From Biographical Memoirs of Huntington County, 1901, pages 575-576
The world in its onward rush is now taking time to look back, and the story of the pioneer is daily becoming of more absorbing interest. Northern Indiana was for many years considered "out west," and its people, scarcely out of the woods, took little interest in those traditions relating to a condition of society but little removed from their own. But the grand march of civilization has pushed back the western frontier until instead of being in Indiana or skirting the Mississippi river, it now rests upon the shores of the Pacific, and has made the northwestern territory the central link in a brilliant chain of states. This awakening to the true value of the early history of this part of the country comes in many respects too late. Most of the pioneers have been gathered to their fathers, and one by one the old landmarks have decayed and passed away with those who reared them, while that period is fast rolling on when none can truly say, "I remember them and their works." Thus, while we may, let us rescue from oblivion the simple facts in the lives of these sturdy men who were the heralds of civilization in our beloved state and by their sturdy energy and self-denying efforts made possible the condition of things which we to-day enjoy.

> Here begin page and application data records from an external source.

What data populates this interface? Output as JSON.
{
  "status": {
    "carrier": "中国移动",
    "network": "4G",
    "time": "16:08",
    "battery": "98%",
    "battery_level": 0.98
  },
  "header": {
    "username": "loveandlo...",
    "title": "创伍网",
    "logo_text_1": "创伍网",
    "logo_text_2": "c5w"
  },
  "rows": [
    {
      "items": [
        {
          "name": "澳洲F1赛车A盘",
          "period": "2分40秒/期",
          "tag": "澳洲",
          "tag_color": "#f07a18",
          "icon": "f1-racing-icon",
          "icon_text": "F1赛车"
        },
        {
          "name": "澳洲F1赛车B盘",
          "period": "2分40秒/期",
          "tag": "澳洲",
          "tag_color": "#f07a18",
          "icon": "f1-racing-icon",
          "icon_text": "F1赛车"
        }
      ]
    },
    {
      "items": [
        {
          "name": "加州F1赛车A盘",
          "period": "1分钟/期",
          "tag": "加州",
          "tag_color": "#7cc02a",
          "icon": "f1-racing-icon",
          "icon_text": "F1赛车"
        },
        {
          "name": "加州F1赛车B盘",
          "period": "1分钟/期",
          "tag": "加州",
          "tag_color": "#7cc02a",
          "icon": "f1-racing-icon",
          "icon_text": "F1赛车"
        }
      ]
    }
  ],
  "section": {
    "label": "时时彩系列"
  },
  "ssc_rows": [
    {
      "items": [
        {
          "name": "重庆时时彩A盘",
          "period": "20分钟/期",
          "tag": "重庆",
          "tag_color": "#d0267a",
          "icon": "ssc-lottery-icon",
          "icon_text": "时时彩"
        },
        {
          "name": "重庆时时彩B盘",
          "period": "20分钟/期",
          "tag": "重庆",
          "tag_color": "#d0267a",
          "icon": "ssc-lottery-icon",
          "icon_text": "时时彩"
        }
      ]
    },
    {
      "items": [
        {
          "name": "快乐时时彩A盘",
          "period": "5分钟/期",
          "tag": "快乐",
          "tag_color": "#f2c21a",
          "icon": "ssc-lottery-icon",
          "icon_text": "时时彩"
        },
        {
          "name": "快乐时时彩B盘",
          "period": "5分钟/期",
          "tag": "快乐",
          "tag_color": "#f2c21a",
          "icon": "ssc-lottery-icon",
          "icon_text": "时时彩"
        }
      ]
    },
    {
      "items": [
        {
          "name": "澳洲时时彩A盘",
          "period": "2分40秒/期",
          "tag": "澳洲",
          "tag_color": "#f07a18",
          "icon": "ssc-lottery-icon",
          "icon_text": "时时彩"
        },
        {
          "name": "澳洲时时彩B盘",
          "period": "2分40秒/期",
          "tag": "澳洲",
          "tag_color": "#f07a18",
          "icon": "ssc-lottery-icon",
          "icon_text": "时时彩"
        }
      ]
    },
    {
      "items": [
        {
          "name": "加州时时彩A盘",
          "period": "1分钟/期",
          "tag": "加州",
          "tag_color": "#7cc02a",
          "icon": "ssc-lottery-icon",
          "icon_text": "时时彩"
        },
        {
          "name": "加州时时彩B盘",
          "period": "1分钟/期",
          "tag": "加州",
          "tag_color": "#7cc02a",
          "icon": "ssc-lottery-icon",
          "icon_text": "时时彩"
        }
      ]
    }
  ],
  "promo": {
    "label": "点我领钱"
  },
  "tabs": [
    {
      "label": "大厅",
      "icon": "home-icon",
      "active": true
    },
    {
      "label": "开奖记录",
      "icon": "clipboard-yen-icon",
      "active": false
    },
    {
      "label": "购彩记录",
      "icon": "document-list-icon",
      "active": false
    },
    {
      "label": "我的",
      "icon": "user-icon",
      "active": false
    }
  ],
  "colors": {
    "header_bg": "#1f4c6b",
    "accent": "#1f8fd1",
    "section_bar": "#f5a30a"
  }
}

Among the strong-armed, strong-minded pioneers of Huntington county is Jacob Wohlford, who for a period exceeding a half century has been an honored resident of Jackson township. He was born in York county, Pennsylvania, March 7, 1819, and when six years of age was taken by his parents to Centre county, that state, where he grew to manhood. In his nineteenth year, in company with a brother, he went to Columbiana county, Ohio, and about two years later went to Wayne county, Ohio, where he took a contract to cut wood and make rails, and to this work he addressed himself for some time thereafter. Some idea of the magnitude of this undertaking may be had when we learn that with the help of his brother he cut ten thousand cords of wood and split twenty thousand rails, besides doing other kinds of work in timber, receiving for his services sufficient money to enable him to purchase eighty acres of unimproved land in Jackson township, Huntington county, for which he received a deed in September, 1851. He paid for this land four hundred and sixty dollars, all of which was earned with his ax. After erecting on his land a little round-log cabin he proceeded at once to the greater work of removing the timber in order to prepare a portion of the ground for tillage.
The reward which in the long run attends perseverance came to Mr. Wohlford in the course of years. As time went by the area of tillable land gradually increased, the pioneer cabin gave place to a modern dwelling of enlarged capacity, and a fine farm with splendid improvements in the way of buildings, fencing, drainage and other accessories now occupies the space once covered with primitive forests in which the wild beast and its scarcely less wild companions, the untutored savages, made their home or roamed at will. For one year over a half century Mr. Wohlford has lived on this farm, working hard during his prime in order to acquire a competency for his family and lay aside something additional thereto for the benefit of those to come after him. He is now in his eighty-second year, enjoying the fruits of a well-spent life; and while looking back over the stirring scenes of the past is preparing himself for the great unknown future toward which the footsteps of mankind are ever turned.
Mr. Wohlford was married January 22, 1841, to Miss Mary S. Kreamer, a native of Pennsylvania, where her birth occurred on the 30th day of October, 1825. In 1827 her parents moved to Wayne county, Ohio, where she grew to womanhood, and it was there also that she met the gentleman to whom she afterward linked her life and fortune. To Mr. and Mrs. Wohlford nine children have been born, namely: Benjamine F., who died in the army; Thomas J., who resides in South Dakota; John M., a soldier in the great Rebellion, now lives in Huntington county; James died in infancy; Emeline, deceased; Henry is living in Garrett City; William resides in Chicago; Samuel P., a farmer and stock-raiser of Jackson township; and Harriet E., also deceased.
Mr. Wohlford is a Republican in politics, but has wisely refrained from aspiring to official honors. In 1842 he united with the United Brethren church, and has been an earnest and devout member of the same from that year to the present time. He is rich in all the essentials of noble manhood, and has always aimed to live up to his highest ideals of duty. His career has been singularly free from the faults which usually characterize men in his station; and to-day, so far as known, he is without an enemy. Nearly all of his companions of the olden times are calmly sleeping beneath the somber shades of the quiet "God's acres," scattered here and there, while he awaits the final summons to rejoin them in the afterwhile where toil shall cease and friendships never more be severed. His life in the main has been along the quiet, sequestered vale, and while comparatively uneventful, it has abounded in much good for humanity and proved an inestimable blessing to those with whom he has daily associated. His friends are numerous, and they all unite in wishing for him the recurrence of many anniversaries of his birth.